And it was reasonably foreseeable that killing Soleimani and threatening Iran afterwards could lead Iran to fear American airstrikes on its territory, potentially leading to air-defense errors.
It doesn’t matter if Iran fired on the plane intentionally or by mistake. It doesn’t matter whether, from the Iranians’ point of view, this ought to have happened. What matters is that, from the American point of view, it quite plausibly could have. Presidents, presidential advisers, and military commanders have a moral responsibility to consider plausible outcomes.
Discussions of moral culpability for downstream incidents are further complicated by the question of consequences. Let’s say Trump bears some responsibility for the deaths of the airline passengers. Okay, but responsibility such that what? Should he be imprisoned? Removed from office? Censured? Disliked incrementally more than he already is? Tweeted at angrily? How should we make Trump’s culpability manifest?
When the consequences are left undefined, people’s minds fill with phantoms. One side assumes that finding Trump morally culpable means their political opponents want him buried under the Hague; the other side assumes arguing that Trump isn’t morally culpable means their political opponents don’t care about the dead passengers.
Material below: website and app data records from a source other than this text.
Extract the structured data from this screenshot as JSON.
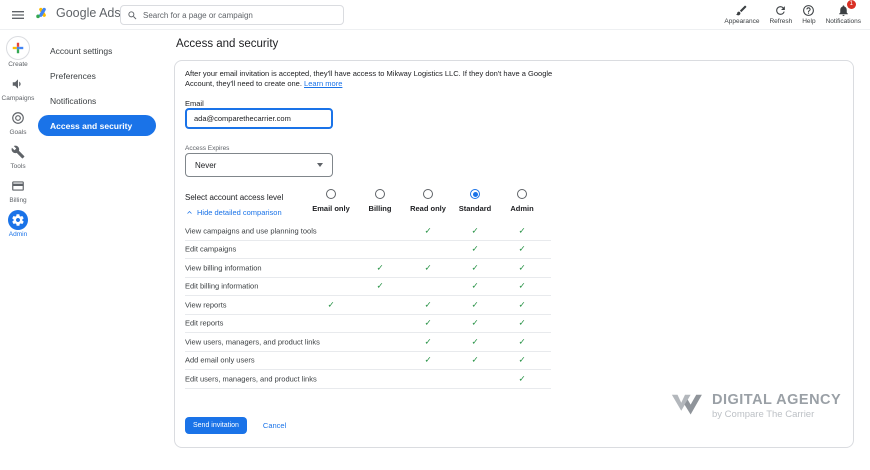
{
  "topbar": {
    "brand": "Google Ads",
    "search": {
      "placeholder": "Search for a page or campaign"
    },
    "actions": [
      {
        "label": "Appearance",
        "icon": "appearance-icon"
      },
      {
        "label": "Refresh",
        "icon": "refresh-icon"
      },
      {
        "label": "Help",
        "icon": "help-icon"
      },
      {
        "label": "Notifications",
        "icon": "notifications-bell-icon",
        "badge": "1"
      }
    ]
  },
  "left_rail": {
    "items": [
      {
        "label": "Create",
        "icon": "create-plus-icon",
        "selected": false
      },
      {
        "label": "Campaigns",
        "icon": "campaigns-icon",
        "selected": false
      },
      {
        "label": "Goals",
        "icon": "goals-icon",
        "selected": false
      },
      {
        "label": "Tools",
        "icon": "tools-icon",
        "selected": false
      },
      {
        "label": "Billing",
        "icon": "billing-icon",
        "selected": false
      },
      {
        "label": "Admin",
        "icon": "admin-gear-icon",
        "selected": true
      }
    ]
  },
  "sidebar": {
    "items": [
      {
        "label": "Account settings",
        "selected": false
      },
      {
        "label": "Preferences",
        "selected": false
      },
      {
        "label": "Notifications",
        "selected": false
      },
      {
        "label": "Access and security",
        "selected": true
      }
    ]
  },
  "page": {
    "title": "Access and security",
    "intro": "After your email invitation is accepted, they'll have access to Mikway Logistics LLC. If they don't have a Google Account, they'll need to create one.",
    "learn_more_label": "Learn more",
    "email": {
      "label": "Email",
      "value": "ada@comparethecarrier.com"
    },
    "access_expires": {
      "label": "Access Expires",
      "value": "Never"
    },
    "access_level": {
      "label": "Select account access level",
      "selected": "Standard",
      "columns": [
        "Email only",
        "Billing",
        "Read only",
        "Standard",
        "Admin"
      ],
      "hide_comparison_label": "Hide detailed comparison"
    },
    "permissions": [
      {
        "label": "View campaigns and use planning tools",
        "access": [
          false,
          false,
          true,
          true,
          true
        ]
      },
      {
        "label": "Edit campaigns",
        "access": [
          false,
          false,
          false,
          true,
          true
        ]
      },
      {
        "label": "View billing information",
        "access": [
          false,
          true,
          true,
          true,
          true
        ]
      },
      {
        "label": "Edit billing information",
        "access": [
          false,
          true,
          false,
          true,
          true
        ]
      },
      {
        "label": "View reports",
        "access": [
          true,
          false,
          true,
          true,
          true
        ]
      },
      {
        "label": "Edit reports",
        "access": [
          false,
          false,
          true,
          true,
          true
        ]
      },
      {
        "label": "View users, managers, and product links",
        "access": [
          false,
          false,
          true,
          true,
          true
        ]
      },
      {
        "label": "Add email only users",
        "access": [
          false,
          false,
          true,
          true,
          true
        ]
      },
      {
        "label": "Edit users, managers, and product links",
        "access": [
          false,
          false,
          false,
          false,
          true
        ]
      }
    ],
    "buttons": {
      "send": "Send invitation",
      "cancel": "Cancel"
    }
  },
  "watermark": {
    "title": "DIGITAL AGENCY",
    "subtitle": "by Compare The Carrier"
  },
  "ui": {
    "check_glyph": "✓",
    "colors": {
      "accent": "#1a73e8",
      "check": "#1e8e3e",
      "badge": "#d93025"
    }
  }
}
Because both these arguments are offensive, everyone takes offense, and the conversation fills with invective.
Since I’m assigning Trump some moral culpability for many civilian deaths, am I demanding he be dragged off to the Netherlands in handcuffs? Nope. That’s not how the magical foreign policy ledger works.
As horrifying as it is to contemplate, as much as we might feel complicit in the monstrous distillation of human beings to figures in a ledger, Trump’s moral culpability for the deaths of the 176 passengers on Ukraine International Airlines Flight 752 merits nothing but our redoubled opposition.